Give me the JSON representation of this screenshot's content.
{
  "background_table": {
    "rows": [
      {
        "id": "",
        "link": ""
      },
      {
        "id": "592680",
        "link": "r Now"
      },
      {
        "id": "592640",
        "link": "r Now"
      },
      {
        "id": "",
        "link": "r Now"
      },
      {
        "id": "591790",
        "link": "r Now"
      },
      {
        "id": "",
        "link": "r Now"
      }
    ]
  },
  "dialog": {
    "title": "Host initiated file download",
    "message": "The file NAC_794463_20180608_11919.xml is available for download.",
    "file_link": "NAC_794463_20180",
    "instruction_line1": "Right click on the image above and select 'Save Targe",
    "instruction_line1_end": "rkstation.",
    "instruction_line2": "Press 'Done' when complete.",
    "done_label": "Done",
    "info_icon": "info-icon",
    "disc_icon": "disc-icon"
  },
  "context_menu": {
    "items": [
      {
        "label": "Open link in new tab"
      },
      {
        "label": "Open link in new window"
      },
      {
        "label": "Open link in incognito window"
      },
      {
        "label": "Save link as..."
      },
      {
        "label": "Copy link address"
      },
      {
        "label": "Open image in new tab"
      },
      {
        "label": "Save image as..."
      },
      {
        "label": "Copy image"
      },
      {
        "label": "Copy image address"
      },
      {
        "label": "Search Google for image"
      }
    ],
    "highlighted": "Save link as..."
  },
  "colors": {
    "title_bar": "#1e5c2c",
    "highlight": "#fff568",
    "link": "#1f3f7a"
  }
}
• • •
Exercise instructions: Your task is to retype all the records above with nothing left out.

Finished task:
Give me the JSON representation of this screenshot's content.
{
  "background_table": {
    "rows": [
      {
        "id": "",
        "link": ""
      },
      {
        "id": "592680",
        "link": "r Now"
      },
      {
        "id": "592640",
        "link": "r Now"
      },
      {
        "id": "",
        "link": "r Now"
      },
      {
        "id": "591790",
        "link": "r Now"
      },
      {
        "id": "",
        "link": "r Now"
      }
    ]
  },
  "dialog": {
    "title": "Host initiated file download",
    "message": "The file NAC_794463_20180608_11919.xml is available for download.",
    "file_link": "NAC_794463_20180",
    "instruction_line1": "Right click on the image above and select 'Save Targe",
    "instruction_line1_end": "rkstation.",
    "instruction_line2": "Press 'Done' when complete.",
    "done_label": "Done",
    "info_icon": "info-icon",
    "disc_icon": "disc-icon"
  },
  "context_menu": {
    "items": [
      {
        "label": "Open link in new tab"
      },
      {
        "label": "Open link in new window"
      },
      {
        "label": "Open link in incognito window"
      },
      {
        "label": "Save link as..."
      },
      {
        "label": "Copy link address"
      },
      {
        "label": "Open image in new tab"
      },
      {
        "label": "Save image as..."
      },
      {
        "label": "Copy image"
      },
      {
        "label": "Copy image address"
      },
      {
        "label": "Search Google for image"
      }
    ],
    "highlighted": "Save link as..."
  },
  "colors": {
    "title_bar": "#1e5c2c",
    "highlight": "#fff568",
    "link": "#1f3f7a"
  }
}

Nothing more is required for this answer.